Yet their positioning is somehow in a high risk area for North while simultaneously minimising any potential reward.
The corridor is the most valuable real estate on a ground – when there’s space in it.
By placing multiple numbers in there – as illustrated in the first screenshot against Fremantle – if North do win the ball, it’s instantly better defended because there’s less space compared to normal.
Not to mention footballers are trained most their life to avoid the corridor unless there’s time and space, which – by design – there now isn’t because of setups.
It means all those rushed wide kicks you see when trying to exit defensive half are by instinct, and as a consequence of instructions there just aren’t enough numbers in those areas to maintain possession.
So naturally it results in a turnover, the ball is pumped back in, North’s defence is under immense pressure and the cycle resets.

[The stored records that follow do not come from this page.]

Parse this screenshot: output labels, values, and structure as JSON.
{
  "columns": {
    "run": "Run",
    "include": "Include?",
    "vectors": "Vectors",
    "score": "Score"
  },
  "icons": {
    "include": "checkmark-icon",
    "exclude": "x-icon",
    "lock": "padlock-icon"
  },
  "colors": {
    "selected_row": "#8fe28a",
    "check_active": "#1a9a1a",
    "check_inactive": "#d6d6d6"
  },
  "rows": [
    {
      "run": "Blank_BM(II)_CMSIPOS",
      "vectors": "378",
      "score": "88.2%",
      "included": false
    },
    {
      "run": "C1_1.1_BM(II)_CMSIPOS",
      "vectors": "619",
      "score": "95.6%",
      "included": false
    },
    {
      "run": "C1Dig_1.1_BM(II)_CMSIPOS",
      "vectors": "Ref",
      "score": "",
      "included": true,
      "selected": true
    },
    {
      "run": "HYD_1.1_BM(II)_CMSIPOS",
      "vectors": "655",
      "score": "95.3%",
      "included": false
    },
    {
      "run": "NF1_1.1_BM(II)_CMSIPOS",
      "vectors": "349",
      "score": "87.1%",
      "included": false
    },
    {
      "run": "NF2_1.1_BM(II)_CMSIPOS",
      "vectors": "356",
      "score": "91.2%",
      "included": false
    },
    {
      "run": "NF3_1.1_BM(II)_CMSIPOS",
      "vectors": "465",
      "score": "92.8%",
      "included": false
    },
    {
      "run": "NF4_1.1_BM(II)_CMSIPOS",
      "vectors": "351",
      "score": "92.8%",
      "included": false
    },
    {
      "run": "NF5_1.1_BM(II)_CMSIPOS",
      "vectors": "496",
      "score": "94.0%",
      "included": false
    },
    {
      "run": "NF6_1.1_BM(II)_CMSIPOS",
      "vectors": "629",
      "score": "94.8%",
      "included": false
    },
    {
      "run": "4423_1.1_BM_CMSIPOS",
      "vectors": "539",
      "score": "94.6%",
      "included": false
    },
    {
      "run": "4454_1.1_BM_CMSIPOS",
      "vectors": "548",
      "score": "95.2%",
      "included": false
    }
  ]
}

It’s why there’s a comical disparity in inside 50s (-92 over the last month) and uncontested possessions (-355 over the last month); the understanding between lines isn’t there, which means opposition control from start to finish.
While forwards are asked to play these roles, it leaves the bulk of ball movement responsibility on midfielders and defenders.
It’s an enormous task, one with no margin for error, and easily put under pressure.
Essentially, everything has to be short, whether by handball or kick. The key is opponents know that and it makes planning easier because movement is in a contained space.
Think of a defence like a rubber band. If it’s forced to cover more of the ground with the same number of players, eventually it snaps.
But if efforts can be limited to a small space, it’s really good at holding things in.
That’s the case when defending against North because the forwards are in tough to reach spaces and too much is left to the rest.
|North Melbourne’s last month||Differential/Percentage||AFL Rank|
|Scores per inside 50||33.54%||18th|
|Scores conceded per inside 50||49.22%||17th|
So … what should be the first steps to start fixing it?
For me (he says while sitting on the couch) it should be two-fold:
a) As a general pattern the forwards’ positioning should shift to less aggressive areas, out of the corridor and wider. This way they’re more likely to be used (as counter intuitive as it sounds, for reasons explained above), and gives those in the defensive half more confidence that the worst case scenario from their clearing possessions is a stoppage or throw in, rather than the ball pinballing back over their heads from directly in front of goal.
b) More of a focus on lead up forwards. There needs to be more of a link between each line on the ground. If we go back to Round 4 against Sydney, North’s best performance of the season, it’s no coincidence it came with a renewed focus on utilising and rewarding leads.
It lessens the load on midfielders and half backs to provide options and overall simplifies responsibilities to a more ‘traditional’ structure, for lack of a better term. The more complicated aspects can be added in time, but for the moment we can all agree the current requirements aren’t capable of being carried out to an acceptable level.
Those two combined should lead to:
c) Opposition defenders forced to cover multiple options, which stretches them and in turn leads to less pressure on North’s possession chains. Most of the diabolical turnovers – while not to be excused, for sure – have their roots in perceived pressure because of no time to control tempo.
With games in Hobart tending to move at speeds a touch slower than other venues, Saturday should provide the ideal starting point to make improvements.